One gold trophy. That’s all it took to raise my family’s expectations on me.
It was a reward for me as a top student in my school. Of course, my parents and my eldest sister were ecstatic. It felt as if their legacy was shown through my small success.
Little did I knew, they had something planned for me.
It was my sister’s idea to send me to a boarding school. I begged them not to. They refused to listen and convinced me that it was for my own good. Deep inside, I could feel they took a great pride from it. Imagine how proud they’d be, telling the relatives and neighbors about it.
I couldn’t disappoint them. So, I agreed.

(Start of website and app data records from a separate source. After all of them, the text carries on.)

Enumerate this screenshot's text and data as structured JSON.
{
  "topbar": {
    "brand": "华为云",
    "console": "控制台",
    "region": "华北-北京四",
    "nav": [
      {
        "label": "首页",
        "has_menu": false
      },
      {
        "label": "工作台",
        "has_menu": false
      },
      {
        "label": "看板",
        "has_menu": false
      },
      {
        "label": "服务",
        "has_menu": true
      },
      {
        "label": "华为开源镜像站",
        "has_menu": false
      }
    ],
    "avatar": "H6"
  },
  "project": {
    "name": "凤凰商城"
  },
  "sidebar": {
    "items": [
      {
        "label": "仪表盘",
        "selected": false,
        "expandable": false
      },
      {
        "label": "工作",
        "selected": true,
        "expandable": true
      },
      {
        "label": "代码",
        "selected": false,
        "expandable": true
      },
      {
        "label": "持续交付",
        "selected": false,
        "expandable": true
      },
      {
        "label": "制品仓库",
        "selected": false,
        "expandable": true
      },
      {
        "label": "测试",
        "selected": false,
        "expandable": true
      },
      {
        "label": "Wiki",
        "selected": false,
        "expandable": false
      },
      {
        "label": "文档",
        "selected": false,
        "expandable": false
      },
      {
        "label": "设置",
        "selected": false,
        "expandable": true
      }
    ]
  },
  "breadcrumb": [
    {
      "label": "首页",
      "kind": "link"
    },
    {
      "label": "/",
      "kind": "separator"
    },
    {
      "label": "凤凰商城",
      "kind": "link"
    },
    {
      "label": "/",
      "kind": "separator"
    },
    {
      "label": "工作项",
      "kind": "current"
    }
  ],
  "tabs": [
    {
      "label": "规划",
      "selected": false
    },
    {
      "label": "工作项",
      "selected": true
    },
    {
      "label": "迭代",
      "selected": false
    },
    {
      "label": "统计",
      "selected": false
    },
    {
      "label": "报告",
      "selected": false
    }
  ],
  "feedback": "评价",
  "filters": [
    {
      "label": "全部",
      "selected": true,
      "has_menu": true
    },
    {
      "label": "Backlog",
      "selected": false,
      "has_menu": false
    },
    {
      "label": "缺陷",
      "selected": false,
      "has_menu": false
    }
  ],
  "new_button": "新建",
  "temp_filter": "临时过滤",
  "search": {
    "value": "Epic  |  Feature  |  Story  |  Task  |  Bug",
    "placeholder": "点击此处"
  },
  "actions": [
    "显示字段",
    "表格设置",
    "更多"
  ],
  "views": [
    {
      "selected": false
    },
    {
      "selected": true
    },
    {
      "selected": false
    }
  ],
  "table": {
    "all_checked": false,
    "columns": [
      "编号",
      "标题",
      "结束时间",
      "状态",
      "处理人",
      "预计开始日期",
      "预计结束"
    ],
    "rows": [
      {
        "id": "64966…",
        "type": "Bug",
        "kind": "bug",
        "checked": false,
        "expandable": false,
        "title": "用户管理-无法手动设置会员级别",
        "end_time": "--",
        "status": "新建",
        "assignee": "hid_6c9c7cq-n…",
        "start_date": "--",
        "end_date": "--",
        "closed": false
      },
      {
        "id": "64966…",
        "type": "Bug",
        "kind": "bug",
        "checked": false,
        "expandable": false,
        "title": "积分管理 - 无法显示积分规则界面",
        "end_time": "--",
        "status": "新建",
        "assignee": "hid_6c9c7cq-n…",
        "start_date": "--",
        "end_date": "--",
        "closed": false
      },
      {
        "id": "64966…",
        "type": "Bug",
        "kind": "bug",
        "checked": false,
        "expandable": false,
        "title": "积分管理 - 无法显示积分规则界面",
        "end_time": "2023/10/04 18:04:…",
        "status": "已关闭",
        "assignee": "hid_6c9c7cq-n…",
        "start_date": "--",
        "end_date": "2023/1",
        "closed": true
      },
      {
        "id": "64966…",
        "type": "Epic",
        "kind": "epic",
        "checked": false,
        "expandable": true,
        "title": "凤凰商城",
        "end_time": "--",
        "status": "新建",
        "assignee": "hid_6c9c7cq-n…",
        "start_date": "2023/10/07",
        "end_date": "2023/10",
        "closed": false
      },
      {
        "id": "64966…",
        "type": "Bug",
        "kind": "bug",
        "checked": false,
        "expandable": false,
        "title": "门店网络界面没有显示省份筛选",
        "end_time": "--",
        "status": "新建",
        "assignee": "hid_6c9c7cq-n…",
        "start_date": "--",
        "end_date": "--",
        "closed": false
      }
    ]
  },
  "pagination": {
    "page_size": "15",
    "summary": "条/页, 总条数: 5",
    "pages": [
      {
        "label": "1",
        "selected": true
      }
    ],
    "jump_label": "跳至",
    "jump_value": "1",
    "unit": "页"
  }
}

I spent three years away from them. During those years, I put a lot of hard work in so I could live up to my family’s expectations. I knew they had high hopes for me. My sister kept reminding me about the victories I’d gained in the past and my younger siblings made me their role model. The pressure was more than I could handle. It was as if I owed them my success and I had to fulfill that responsibility.
But I couldn’t do it.
All three years, my results were just average. I graduated, as an average student. I wasn’t as brilliant.
Of course, my family was disappointed in me. But they didn’t give up. Not just yet.
My sister had just graduated with Master’s degree, with honors, of course. She arranged for me to get in to the same college. I thought I could finally choose which major I wanted, but she didn’t give me a choice. It had to be business, just like she did. She reminded me that I’d already failed to fulfill my responsibility, so this time I had to put extra effort to achieve.
My family ignored me when I said I wasn’t interested in business.
I started to feel resentful of them. My relationship with my family became strained. Still, I gave it a try for them. I overworked to reach their impossible expectations and my health started to deteriorate.
I failed even worse than before. This time, my results weren’t just average, they were awful.
I failed to give my family what they wanted: a brilliant student, a high achiever. I’d failed them all. There are no words to describe the guilt I felt for disappointing them. But when my parents blamed me for not trying hard enough, my heart dropped.
Was I at fault for this? I tried my hardest make them happy. What more could I do? I’d been doing my best. Couldn’t they at least appreciate that?
I even abandoned my real passion, writing, to please them. I didn’t tell them, but I’ve always loved writing. It’s always been my passion and back in high school I’d won many writing and poetry competitions. Most of them were first prizes, but my parents were never interested.
While in boarding school, I’d completed a 300 page manuscript.
As a consolation for my ‘failure’ in boarding school, I showed them my work. I just wanted them to feel happy about my accomplishment, to be proud of me. But all I got was a nod from them.
They promised to read it later. But they never did. They never even give it back to me. To this day, I don’t know where it is.
My heart was broken knowing that my talent in writing wasn’t acknowledged. For them, writing was just a hobby, not something that I could pursue as a career. According to them, writing wouldn’t get me anywhere. I should do something that would promise a bright future.
When they accused me of not trying hard enough to succeed, I remembered the manuscript, and my heart filled with anger and regret. I’d had enough of trying to meet their ridiculous expectations. Years of my life had been snatched away trying to make them happy. For once in my life, I decided to follow my heart.
There was no use in explaining to them why I had to be selfish this time. I have the right to choose and decide my future. This is my life, not theirs. It shouldn’t be wasted by doing things that I hate. I want to spend my life doing something that I love.